When it comes to customer service, do you know the rating for your company?
Probably not, but that’s not surprising considering that most CEOs don’t know how to measure their customer-service-aptitude level (C-SAT) beyond anecdotal feedback. If you don’t know your C-SAT, it’s difficult to determine where your strengths lie and what opportunities exist to get your company’s customer service to the next level.
Listed below are the five levels of customer service. The defining characteristics of companies at each of these levels apply to all organizations, regardless of product or customer base.
Level 1 Unacceptable
You are at the bottom of the customer-service curve. It is very difficult to do business with your organization. Your hours of operation are limited, policies are not consumer-friendly, and it is impossible to get a call returned. You probably don’t provide ample training to your team, and you are more worried about hiring bodies to fill your needs than concerning yourself with who are those people. The technical skills of your existing staff are limited to minimal product knowledge, and you compete by having the cheapest price or no competition. As a result, employee turnover is high at all levels.
Level 2 Below average
Not surprisingly, your company is difficult to do business with. You may have stringent policies for things like returns or cancellations, and it is difficult to speak to a real person when someone contacts you. Training is limited to technical and operational activities. Turnover is high, only the owner or senior management has the authority to fix a problem, and management gets defensive with inconvenienced customers and little or no attempt is made to rectify the situation. As a result, your service is extremely inconsistent and totally dependent upon who is dealing with the customer.

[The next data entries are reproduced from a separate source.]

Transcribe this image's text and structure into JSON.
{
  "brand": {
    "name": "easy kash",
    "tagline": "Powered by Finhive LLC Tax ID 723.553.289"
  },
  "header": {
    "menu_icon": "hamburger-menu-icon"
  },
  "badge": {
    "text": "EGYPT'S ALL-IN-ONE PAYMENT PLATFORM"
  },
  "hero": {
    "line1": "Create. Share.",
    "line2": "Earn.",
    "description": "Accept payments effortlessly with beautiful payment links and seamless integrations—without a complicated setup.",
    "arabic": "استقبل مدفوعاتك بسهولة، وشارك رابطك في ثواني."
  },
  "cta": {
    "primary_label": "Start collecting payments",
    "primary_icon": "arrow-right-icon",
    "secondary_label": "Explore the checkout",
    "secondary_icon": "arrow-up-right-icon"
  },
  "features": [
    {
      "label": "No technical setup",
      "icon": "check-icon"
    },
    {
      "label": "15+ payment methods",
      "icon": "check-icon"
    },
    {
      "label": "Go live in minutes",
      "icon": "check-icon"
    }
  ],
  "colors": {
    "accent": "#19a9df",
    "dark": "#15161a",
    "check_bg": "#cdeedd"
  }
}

Level 3 Average
The good news is that your employees are technically proficient, your customer service is consistent, and you have flashes of above- and below-average service levels. Some employees will occasionally go above and beyond. However, training is often devoted to technical and product knowledge, and only managers have the authority to make things right for the customer.
Level 4 Above average
Technically, your company is best in class. Employees perform some great acts but lack day-to-day consistency. Unlike lower levels, experiential training is provided, including soft skills, how to deal with customers and service recovery. Because of this, you are able to charge above-average prices. Internally, your company has a strong inspirational service vision, and above-and-beyond situations occur often. New employees receive solid training, and you have lower than normal industry turnover. All front-line employees have the authority to make the situation right for the customer.
Level 5 World class
It is extremely easy to do business with your company. Policies are customer-friendly, and when they aren’t, front-line associates can override them. Technically, you are best of class. The full range of experiential training is provided; your employees are taught and tested on standards for every point of contact with the customer, including possible service defects and on how to identify above-and-beyond opportunities. In most cases, your company has certification training, which employees must pass in order to receive promotions.
Internally, you have a strong inspirational service vision, profile your customers and share guest information. Every department in your organization is aware that supporting each other affects the customer.
Great systems are designed and implemented. Customer-service training is constant. New employees receive solid training, and there is very little compromise when it comes to hiring only those who believe in delivering great customer service. There is a strong implementation process and follow-through on initiatives.
As result, you have low turnover, your company has a great corporate culture and a reputation for superior customer service. Typically, your prices are higher than the competition.
So how can you measure your company’s customer-service aptitude to determine where you fit along this curve? Drop me a line, and I’ll send you a link to a test you can take to let you know.
JOHN R. DIJULIUS III is the author of “Secret Service: Hidden Systems That Deliver Unforgettable Customer Service” and “What’s The Secret” (due out April 2008). He is also president of The DiJulius Group, a firm specializing in giving companies a superior competitive advantage by helping them differentiate on delivering an experience and making price irrelevant. Reach him at firstname.lastname@example.org.